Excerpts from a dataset
+++

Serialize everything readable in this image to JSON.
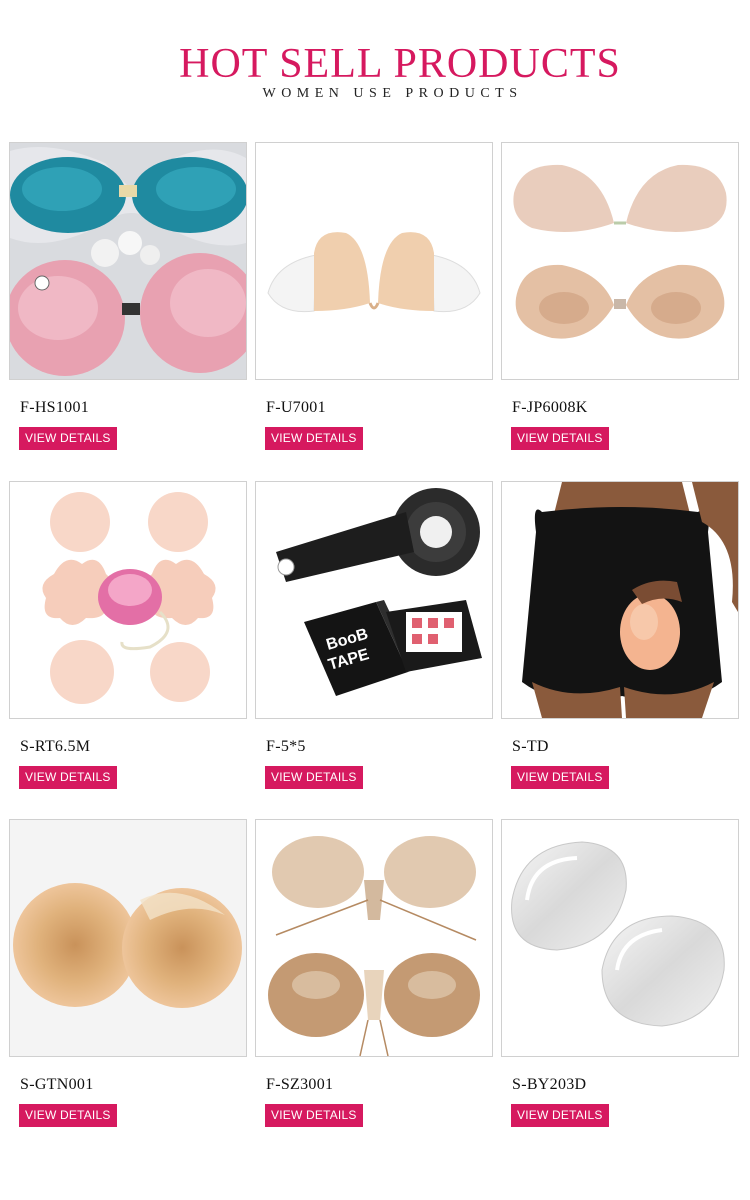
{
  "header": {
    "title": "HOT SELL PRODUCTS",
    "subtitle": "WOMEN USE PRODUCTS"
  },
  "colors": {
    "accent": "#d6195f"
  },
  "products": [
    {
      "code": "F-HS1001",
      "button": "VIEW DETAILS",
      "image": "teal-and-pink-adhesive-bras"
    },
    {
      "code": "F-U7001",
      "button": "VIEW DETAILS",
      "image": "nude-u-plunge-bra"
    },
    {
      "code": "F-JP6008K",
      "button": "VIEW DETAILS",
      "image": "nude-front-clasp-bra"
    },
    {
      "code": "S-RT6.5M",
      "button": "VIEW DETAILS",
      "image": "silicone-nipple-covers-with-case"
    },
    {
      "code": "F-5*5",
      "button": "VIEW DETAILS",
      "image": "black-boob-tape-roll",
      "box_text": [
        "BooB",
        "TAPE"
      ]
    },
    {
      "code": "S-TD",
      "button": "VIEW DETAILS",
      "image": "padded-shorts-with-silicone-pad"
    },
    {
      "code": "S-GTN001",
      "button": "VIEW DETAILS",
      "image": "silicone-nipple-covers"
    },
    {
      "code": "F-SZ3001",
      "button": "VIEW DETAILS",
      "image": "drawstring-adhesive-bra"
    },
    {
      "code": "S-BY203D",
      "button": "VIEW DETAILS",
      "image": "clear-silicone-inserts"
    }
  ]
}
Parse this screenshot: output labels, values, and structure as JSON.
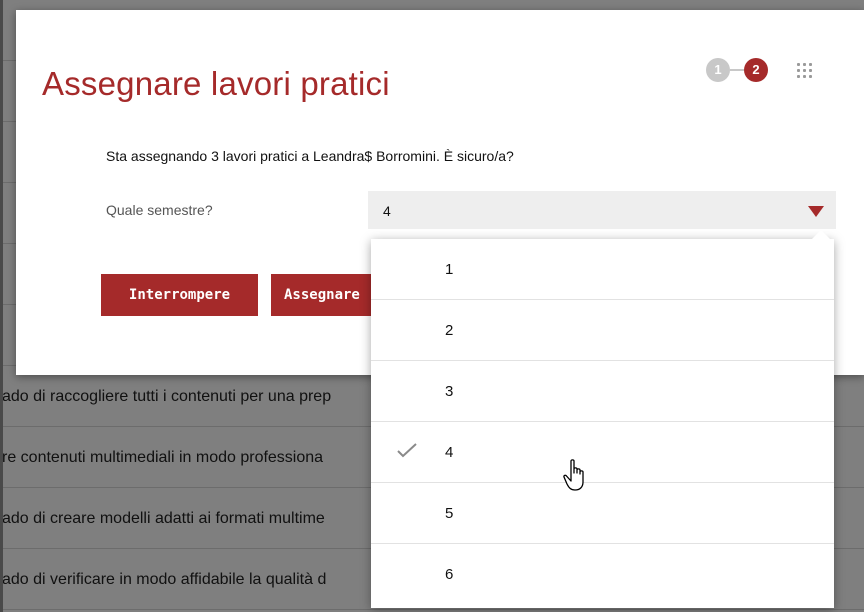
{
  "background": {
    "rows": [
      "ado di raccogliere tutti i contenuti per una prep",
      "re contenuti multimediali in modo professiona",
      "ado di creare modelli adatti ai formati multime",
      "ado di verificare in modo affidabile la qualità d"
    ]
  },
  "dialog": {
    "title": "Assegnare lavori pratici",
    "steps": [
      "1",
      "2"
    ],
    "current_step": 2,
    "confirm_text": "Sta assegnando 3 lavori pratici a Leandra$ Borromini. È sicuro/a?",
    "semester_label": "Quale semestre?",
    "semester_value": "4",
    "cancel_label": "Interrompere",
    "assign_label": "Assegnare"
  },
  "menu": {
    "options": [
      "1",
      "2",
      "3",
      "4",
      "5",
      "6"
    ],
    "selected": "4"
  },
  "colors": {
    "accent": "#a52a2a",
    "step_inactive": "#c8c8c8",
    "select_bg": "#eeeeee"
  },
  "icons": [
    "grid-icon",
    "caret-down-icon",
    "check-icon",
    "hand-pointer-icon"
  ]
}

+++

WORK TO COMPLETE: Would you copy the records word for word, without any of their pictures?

RESULT OF THIS TASK:
Serialize everything readable in this image to JSON.
{
  "header": {
    "title": "HOT SELL PRODUCTS",
    "subtitle": "WOMEN USE PRODUCTS"
  },
  "colors": {
    "accent": "#d6195f"
  },
  "products": [
    {
      "code": "F-HS1001",
      "button": "VIEW DETAILS",
      "image": "teal-and-pink-adhesive-bras"
    },
    {
      "code": "F-U7001",
      "button": "VIEW DETAILS",
      "image": "nude-u-plunge-bra"
    },
    {
      "code": "F-JP6008K",
      "button": "VIEW DETAILS",
      "image": "nude-front-clasp-bra"
    },
    {
      "code": "S-RT6.5M",
      "button": "VIEW DETAILS",
      "image": "silicone-nipple-covers-with-case"
    },
    {
      "code": "F-5*5",
      "button": "VIEW DETAILS",
      "image": "black-boob-tape-roll",
      "box_text": [
        "BooB",
        "TAPE"
      ]
    },
    {
      "code": "S-TD",
      "button": "VIEW DETAILS",
      "image": "padded-shorts-with-silicone-pad"
    },
    {
      "code": "S-GTN001",
      "button": "VIEW DETAILS",
      "image": "silicone-nipple-covers"
    },
    {
      "code": "F-SZ3001",
      "button": "VIEW DETAILS",
      "image": "drawstring-adhesive-bra"
    },
    {
      "code": "S-BY203D",
      "button": "VIEW DETAILS",
      "image": "clear-silicone-inserts"
    }
  ]
}
Parse this screenshot: output labels, values, and structure as JSON.
{
  "background": {
    "rows": [
      "ado di raccogliere tutti i contenuti per una prep",
      "re contenuti multimediali in modo professiona",
      "ado di creare modelli adatti ai formati multime",
      "ado di verificare in modo affidabile la qualità d"
    ]
  },
  "dialog": {
    "title": "Assegnare lavori pratici",
    "steps": [
      "1",
      "2"
    ],
    "current_step": 2,
    "confirm_text": "Sta assegnando 3 lavori pratici a Leandra$ Borromini. È sicuro/a?",
    "semester_label": "Quale semestre?",
    "semester_value": "4",
    "cancel_label": "Interrompere",
    "assign_label": "Assegnare"
  },
  "menu": {
    "options": [
      "1",
      "2",
      "3",
      "4",
      "5",
      "6"
    ],
    "selected": "4"
  },
  "colors": {
    "accent": "#a52a2a",
    "step_inactive": "#c8c8c8",
    "select_bg": "#eeeeee"
  },
  "icons": [
    "grid-icon",
    "caret-down-icon",
    "check-icon",
    "hand-pointer-icon"
  ]
}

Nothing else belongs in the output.